There is zero scope for error in the art world, since companies are often handling very rare pieces of art that are irreplaceable. With 30% to 35% of Freight Systems' international turnover coming from the Middle East, Malik cannot allow the ball to drop.
They will not give you a second chance because there is so much at stake," comments Malik. "I think you have got to know what you are good at handling and if you branch out too far, you can end up spreading yourself too thin.
Although Malik vigourously wants to penetrate niche logistics, he remains cautious. Currently the company is outsourcing its exhibition logistics division until it gains greater understanding of how the market is going to evolve in the region. Freight Systems' track record in the art industry, however, helps to give the company an upper hand in increasingly demanding markets like Dubai.
"There are a lot of things happening in Dubai and operating costs are very high. Therefore you have got to constantly innovate and be ahead if you want to survive," warns Malik. "If you just sit back with no concerns then you are dead in the next couple of years.
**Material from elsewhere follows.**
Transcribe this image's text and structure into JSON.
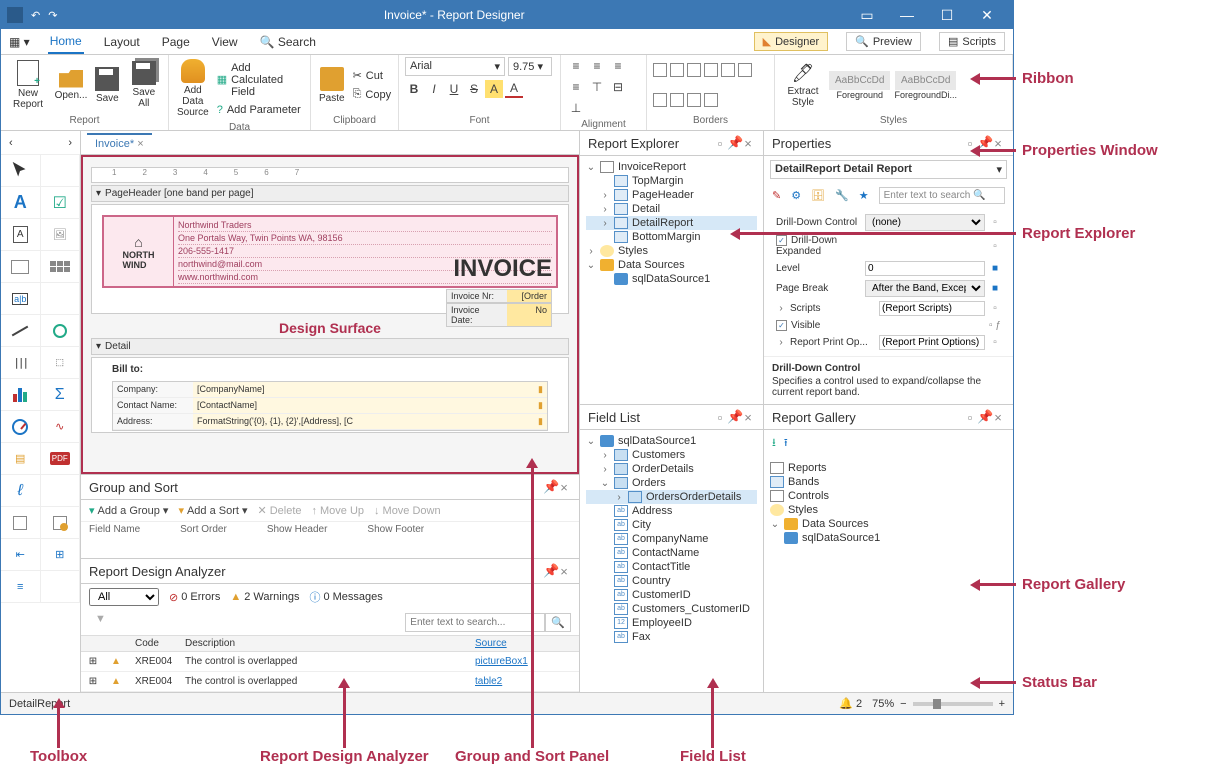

Discussions on minimum wages and the rivalry in recruitment from the subcontinent have added further pressure on logistics companies in the Middle East. "We have to keep innovating and thinking out of the box to try and manage our profitability.
My boss wants numbers and I can give him all the stories in the world, but at the end of the day, the numbers have to be better.
Malik hopes that targeting niche markets will increase volume in his warehouse and result in healthier profits. "I will see how the year ends up, since I may or may not have a job depending on how Freight Systems performs in 2008," jokes the new regional director.
But with his passion for innovation, Malik looks set to succeed. Although niche logistics can be risky, the existing expertise in exhibition and fine art handling will hopefully secure Freight Systems as a leading company for many years. "You win some and you lose some. We just hope we win more than we lose.
Name of Company: Freight Systems
Facility: Jebel Ali headquarters
Existing Offices: Dubai, Kuwait, Saudi Arabia, Bahrain, Pakistan, India, China, Canada, France and Germany
Divisions: Airfreight, ocean freight, land freight, outbound logistics, contract logistics, interim (international removals division), sea-air, lubricants, projects and heavy lift forwarding, nautical (ship spares management), autotranz (auto spares management), micelog (exhibition logistics), fine arts and wear on arrival (fashion logistics)
Clients: Christie's, Sanya, G-Hanz (amongst others)
Forklift Models: Bendi, Crown, Caterpillar
Racking: Mecalux (purchased through Alshaya Trading Company)
Technology: Web-based logistics software, Frescon, designed by Freight Systems. Developed for purchase order tracking and management with realtime updates.